You know in January we discussed how to fight the fad? Well this month we’re going to take a different angle on how to maintain a healthy lifestyle. The way we can do this is through EXERCISE.
Now, many of us might not like the word ‘exercise’ or ‘physical activity’ because it requires a load of effort, right? But actually, it might not be as difficult as you think to meet the daily recommendations! Great news eh!
So what are the guidelines?
To stay healthy, adults aged 19-64 should try to be active for at least 150 minutes each week. This might sound a lot, but actually if you divide down to the number of days/week, this equates to around 20 minutes/day! Not much, considering we can spend up to six hours watching a screen of some sort on a daily basis (guilty..)!
But what does being active actually mean?
When I say active, I mean activities that will raise your heart rate, make you breathe faster and feel warmer. This can include anything from fast walking/riding a bike to water aerobics or even helping mum or dad mow the lawn! These all count and as long as you can still talk, but not sing words to a song, you’re being moderately active! Try it for yourself!
Strength exercises are also good to do on two or more days per week. If you have access to a gym, you can lift weights (safely please!) or use resistance bands, but even without a gym, you can use your bodyweight as a way of strengthening your muscles! No need for fancy machines or memberships here! Push ups are a classic example, if you haven’t tried to do this before – here’s your challenge! Other examples of what counts can be found on the NHS website http://www.nhs.uk/Livewell/fitness/Pages/physical-activity-guidelines-for-adults.aspx#moderate

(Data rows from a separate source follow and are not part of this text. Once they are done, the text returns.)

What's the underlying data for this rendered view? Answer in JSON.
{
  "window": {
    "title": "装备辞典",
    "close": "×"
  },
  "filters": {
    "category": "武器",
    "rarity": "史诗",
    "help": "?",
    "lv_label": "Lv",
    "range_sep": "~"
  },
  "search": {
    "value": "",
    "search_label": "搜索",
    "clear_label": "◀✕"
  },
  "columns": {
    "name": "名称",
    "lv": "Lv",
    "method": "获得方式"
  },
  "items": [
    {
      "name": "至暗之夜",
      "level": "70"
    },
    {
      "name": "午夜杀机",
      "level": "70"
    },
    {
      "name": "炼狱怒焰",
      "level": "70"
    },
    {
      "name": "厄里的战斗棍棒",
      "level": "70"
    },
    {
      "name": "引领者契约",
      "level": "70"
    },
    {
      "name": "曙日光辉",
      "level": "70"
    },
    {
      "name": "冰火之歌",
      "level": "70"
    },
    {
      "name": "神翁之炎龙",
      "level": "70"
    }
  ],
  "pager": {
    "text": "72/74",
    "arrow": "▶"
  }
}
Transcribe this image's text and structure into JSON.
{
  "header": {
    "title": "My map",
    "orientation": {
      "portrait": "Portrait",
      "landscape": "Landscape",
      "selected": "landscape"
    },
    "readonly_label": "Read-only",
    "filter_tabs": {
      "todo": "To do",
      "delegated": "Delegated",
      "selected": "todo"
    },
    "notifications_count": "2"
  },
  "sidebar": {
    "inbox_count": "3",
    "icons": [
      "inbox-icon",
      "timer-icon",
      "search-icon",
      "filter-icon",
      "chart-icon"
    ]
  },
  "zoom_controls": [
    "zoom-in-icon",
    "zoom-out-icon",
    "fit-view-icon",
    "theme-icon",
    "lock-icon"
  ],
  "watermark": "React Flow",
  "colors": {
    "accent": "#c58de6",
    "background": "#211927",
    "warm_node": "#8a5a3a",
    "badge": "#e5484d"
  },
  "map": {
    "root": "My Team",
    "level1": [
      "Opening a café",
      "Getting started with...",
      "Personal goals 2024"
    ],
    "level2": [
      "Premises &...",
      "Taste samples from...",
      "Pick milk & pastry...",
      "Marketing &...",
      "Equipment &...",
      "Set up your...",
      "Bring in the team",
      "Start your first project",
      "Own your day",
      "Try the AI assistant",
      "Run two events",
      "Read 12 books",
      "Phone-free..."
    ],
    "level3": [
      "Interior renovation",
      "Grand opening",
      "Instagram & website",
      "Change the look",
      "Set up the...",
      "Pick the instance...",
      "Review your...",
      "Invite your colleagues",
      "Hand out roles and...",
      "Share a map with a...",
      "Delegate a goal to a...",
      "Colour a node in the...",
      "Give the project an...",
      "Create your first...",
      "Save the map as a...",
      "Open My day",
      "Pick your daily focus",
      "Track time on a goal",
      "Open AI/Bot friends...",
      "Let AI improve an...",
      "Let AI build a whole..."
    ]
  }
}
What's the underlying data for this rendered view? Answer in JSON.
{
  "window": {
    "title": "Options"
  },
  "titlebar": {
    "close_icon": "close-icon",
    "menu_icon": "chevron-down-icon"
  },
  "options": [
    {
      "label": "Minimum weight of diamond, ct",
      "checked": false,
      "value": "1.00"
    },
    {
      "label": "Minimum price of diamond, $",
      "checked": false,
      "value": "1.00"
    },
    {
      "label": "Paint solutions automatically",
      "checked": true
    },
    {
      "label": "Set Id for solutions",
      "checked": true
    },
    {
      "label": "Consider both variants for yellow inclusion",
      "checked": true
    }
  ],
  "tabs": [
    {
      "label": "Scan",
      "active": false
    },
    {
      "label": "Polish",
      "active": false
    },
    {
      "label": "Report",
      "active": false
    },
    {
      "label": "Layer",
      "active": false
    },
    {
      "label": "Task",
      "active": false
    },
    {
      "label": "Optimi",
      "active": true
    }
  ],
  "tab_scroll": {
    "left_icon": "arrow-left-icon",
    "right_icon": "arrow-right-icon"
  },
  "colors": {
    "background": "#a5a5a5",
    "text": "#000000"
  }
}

Why is exercise important?
It’s never been more important to talk about the benefits of exercise. Being active can lift our mood, improve self-esteem, enhance sleep (very important for you students!) and reduce the risk of chronic disease later in life. Summarised perfectly by Dr Nick Cavell below;
‘If exercise were a pill, it would be one of the most cost-effective drugs ever invented.’
What if I have a particular goal?
For those of you already active and wanting to achieve a goal of some sort, whether it be running 5K or muscle building, it is really important to seek advice first! You’re not on your own, there are lots of qualified people with experience out there who can help. Believe me, if you have a goal, someone somewhere has jumped through the same hoops as you.
I am by no means an expert, but as an amateur runner training for the London Marathon, there are a few principles which have helped me whilst training which may help you too with your goal;
- Pace yourself – Rome wasn’t built in a day, neither will you reach your goal after one training session. Be realistic and give yourself enough time to make marked changes!
- Fuel up – It is important that you are fuelled for a training session, whether you’re doing cardio or strength based training. Good examples of pre-exercise snacks include rice cakes with nut butter, avocado on toast or even just a banana and glass of milk!
- Enjoy it! By training for an exercise goal, you will subconsciously be getting fitter and learning new things about your body every day. Your body is an amazing machine and adapts quickly to its environment, so make sure you enjoy the journey!